> _PROBLEM TO WORK ON_: Search the data for the word "this" and copy every line that contains it.

═══ GIVEN DATA ═══

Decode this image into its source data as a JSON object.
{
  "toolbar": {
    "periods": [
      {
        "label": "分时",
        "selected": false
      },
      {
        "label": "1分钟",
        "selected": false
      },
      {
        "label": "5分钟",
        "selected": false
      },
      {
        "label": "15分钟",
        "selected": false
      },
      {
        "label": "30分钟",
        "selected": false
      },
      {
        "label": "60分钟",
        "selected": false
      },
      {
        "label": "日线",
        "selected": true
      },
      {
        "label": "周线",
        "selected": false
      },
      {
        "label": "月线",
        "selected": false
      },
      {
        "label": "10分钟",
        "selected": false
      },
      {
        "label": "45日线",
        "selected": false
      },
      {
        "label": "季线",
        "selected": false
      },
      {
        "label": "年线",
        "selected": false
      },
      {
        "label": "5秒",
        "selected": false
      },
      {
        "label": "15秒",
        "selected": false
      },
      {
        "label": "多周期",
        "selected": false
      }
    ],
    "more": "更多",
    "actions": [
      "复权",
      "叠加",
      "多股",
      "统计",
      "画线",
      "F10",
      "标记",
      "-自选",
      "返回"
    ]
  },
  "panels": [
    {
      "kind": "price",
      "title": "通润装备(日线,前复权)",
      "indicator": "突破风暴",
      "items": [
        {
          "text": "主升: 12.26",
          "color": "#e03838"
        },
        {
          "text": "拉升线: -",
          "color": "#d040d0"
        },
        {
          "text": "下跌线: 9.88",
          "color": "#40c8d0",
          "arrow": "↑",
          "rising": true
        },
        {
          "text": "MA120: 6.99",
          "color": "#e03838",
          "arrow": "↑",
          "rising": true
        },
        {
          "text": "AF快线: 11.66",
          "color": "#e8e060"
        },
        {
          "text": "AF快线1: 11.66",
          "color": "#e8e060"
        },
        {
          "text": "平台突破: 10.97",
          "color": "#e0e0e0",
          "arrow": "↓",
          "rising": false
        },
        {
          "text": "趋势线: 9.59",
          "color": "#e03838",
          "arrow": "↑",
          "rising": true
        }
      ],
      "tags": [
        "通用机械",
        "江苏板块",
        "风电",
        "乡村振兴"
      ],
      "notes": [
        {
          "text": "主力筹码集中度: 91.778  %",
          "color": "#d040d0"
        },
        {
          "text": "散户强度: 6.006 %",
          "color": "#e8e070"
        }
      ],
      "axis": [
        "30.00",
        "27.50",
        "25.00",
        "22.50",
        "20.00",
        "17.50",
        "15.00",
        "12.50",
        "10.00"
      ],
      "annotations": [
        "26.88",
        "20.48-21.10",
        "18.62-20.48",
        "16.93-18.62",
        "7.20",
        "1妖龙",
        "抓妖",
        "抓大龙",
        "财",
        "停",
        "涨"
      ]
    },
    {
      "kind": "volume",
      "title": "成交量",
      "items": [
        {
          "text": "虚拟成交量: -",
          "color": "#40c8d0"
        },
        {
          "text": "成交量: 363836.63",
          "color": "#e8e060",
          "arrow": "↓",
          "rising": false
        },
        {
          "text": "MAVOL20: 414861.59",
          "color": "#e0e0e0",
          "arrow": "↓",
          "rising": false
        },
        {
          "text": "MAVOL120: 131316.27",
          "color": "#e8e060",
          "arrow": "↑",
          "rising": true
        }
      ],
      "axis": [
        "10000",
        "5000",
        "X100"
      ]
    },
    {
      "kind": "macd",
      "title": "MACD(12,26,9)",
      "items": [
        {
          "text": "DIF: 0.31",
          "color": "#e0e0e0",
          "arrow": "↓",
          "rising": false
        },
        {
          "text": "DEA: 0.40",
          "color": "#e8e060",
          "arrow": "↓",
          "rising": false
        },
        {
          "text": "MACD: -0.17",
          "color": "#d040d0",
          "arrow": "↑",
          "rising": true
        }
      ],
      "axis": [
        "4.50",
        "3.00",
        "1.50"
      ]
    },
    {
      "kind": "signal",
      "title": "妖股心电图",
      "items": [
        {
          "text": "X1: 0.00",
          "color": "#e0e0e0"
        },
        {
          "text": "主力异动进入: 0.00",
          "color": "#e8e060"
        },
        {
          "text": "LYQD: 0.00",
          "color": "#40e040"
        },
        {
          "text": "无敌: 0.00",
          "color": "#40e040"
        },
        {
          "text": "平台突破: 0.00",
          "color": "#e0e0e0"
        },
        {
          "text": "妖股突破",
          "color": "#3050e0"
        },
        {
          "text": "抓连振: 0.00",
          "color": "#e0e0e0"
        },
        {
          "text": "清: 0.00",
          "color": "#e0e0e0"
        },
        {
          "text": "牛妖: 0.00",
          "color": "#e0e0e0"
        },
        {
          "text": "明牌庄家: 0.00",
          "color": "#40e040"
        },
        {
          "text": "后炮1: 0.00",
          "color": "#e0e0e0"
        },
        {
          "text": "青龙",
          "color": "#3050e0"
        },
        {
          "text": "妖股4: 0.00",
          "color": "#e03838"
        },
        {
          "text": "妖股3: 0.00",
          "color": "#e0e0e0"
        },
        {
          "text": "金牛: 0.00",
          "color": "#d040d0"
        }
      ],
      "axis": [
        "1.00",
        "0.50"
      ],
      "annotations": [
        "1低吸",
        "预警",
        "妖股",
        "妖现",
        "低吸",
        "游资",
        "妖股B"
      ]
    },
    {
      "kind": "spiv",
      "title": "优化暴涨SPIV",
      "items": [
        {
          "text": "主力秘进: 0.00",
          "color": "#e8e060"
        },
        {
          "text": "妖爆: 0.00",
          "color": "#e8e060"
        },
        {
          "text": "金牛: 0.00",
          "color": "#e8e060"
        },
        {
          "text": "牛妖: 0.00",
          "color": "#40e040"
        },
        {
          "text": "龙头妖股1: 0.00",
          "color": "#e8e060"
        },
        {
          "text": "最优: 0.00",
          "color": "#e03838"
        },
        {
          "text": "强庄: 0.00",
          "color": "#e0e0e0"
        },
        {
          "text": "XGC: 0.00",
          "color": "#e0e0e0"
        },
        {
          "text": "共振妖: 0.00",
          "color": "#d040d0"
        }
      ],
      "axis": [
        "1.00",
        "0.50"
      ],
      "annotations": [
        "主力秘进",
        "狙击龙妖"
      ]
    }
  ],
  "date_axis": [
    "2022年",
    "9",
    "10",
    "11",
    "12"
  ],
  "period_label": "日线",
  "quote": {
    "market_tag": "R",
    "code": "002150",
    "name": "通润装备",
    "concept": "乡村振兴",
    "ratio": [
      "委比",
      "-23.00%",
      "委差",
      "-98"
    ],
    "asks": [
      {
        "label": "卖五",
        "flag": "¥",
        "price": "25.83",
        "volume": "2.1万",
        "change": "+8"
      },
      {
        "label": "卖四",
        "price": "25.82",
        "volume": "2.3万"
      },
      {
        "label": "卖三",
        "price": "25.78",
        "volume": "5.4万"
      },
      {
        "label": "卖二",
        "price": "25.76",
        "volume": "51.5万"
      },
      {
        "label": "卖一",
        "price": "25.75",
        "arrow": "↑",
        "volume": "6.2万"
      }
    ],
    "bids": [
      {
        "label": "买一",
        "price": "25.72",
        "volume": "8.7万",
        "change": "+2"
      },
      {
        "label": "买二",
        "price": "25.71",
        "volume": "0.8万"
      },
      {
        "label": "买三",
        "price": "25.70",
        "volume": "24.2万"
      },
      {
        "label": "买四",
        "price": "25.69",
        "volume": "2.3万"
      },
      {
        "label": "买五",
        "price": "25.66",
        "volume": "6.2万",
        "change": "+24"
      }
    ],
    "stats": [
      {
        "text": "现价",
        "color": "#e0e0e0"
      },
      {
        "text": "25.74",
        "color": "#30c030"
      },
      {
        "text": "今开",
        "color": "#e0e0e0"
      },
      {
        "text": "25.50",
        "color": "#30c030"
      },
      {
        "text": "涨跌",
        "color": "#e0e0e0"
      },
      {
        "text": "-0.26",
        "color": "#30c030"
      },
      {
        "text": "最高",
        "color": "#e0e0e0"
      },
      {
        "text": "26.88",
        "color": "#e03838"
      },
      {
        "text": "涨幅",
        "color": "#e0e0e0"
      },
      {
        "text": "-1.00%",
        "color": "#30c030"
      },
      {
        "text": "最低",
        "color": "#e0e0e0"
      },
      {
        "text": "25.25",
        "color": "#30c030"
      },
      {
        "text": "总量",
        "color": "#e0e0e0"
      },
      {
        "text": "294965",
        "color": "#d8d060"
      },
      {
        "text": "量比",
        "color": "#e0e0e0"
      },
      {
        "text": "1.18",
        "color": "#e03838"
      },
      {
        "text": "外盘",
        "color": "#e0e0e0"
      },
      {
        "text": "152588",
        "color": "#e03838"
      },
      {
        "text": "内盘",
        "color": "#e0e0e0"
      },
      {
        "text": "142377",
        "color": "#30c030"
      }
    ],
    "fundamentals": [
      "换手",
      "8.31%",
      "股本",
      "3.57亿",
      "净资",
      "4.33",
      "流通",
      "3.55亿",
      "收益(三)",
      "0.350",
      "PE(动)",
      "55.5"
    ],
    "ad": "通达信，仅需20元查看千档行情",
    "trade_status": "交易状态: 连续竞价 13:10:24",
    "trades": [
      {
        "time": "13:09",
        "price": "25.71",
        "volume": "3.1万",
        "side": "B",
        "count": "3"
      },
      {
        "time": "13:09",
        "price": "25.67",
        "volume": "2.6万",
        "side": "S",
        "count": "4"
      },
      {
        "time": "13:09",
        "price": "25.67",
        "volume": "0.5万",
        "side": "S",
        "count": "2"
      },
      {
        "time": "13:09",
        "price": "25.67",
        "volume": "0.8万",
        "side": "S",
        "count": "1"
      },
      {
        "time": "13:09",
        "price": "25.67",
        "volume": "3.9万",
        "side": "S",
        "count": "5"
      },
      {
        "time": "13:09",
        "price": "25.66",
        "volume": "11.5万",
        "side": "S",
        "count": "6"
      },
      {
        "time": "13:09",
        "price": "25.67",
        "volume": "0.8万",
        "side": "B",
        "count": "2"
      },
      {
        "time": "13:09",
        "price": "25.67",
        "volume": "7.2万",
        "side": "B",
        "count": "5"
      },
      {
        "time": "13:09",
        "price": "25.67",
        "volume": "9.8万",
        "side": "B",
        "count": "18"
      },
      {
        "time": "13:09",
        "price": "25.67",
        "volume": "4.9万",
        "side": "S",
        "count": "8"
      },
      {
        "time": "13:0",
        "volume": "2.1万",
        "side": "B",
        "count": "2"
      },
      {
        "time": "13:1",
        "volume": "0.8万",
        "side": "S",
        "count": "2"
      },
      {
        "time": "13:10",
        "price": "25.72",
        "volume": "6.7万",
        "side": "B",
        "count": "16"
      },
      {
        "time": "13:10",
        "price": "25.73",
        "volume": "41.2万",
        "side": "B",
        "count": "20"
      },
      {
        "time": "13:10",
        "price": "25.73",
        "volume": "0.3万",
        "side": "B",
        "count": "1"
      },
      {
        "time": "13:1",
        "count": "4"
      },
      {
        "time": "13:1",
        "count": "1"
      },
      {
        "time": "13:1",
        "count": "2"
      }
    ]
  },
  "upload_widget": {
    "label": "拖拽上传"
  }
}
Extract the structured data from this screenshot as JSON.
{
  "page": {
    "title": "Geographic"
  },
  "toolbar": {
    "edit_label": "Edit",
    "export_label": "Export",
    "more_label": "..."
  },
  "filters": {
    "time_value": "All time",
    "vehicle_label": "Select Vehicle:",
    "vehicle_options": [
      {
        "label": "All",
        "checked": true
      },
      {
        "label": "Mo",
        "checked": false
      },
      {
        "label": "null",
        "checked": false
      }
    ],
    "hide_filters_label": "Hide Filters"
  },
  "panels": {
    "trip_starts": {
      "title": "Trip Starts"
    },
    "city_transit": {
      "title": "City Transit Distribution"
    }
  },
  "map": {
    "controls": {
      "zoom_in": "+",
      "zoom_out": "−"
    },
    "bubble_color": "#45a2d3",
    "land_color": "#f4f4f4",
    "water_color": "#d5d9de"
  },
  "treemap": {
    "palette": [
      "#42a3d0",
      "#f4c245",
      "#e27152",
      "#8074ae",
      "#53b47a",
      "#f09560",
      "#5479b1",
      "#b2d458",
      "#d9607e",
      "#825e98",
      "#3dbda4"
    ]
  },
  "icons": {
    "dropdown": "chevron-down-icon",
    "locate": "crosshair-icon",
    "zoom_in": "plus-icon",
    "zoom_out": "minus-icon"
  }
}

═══

> _TASK RESULT_:
Decode this image into its source data as a JSON object.
Extract the structured data from this screenshot as JSON.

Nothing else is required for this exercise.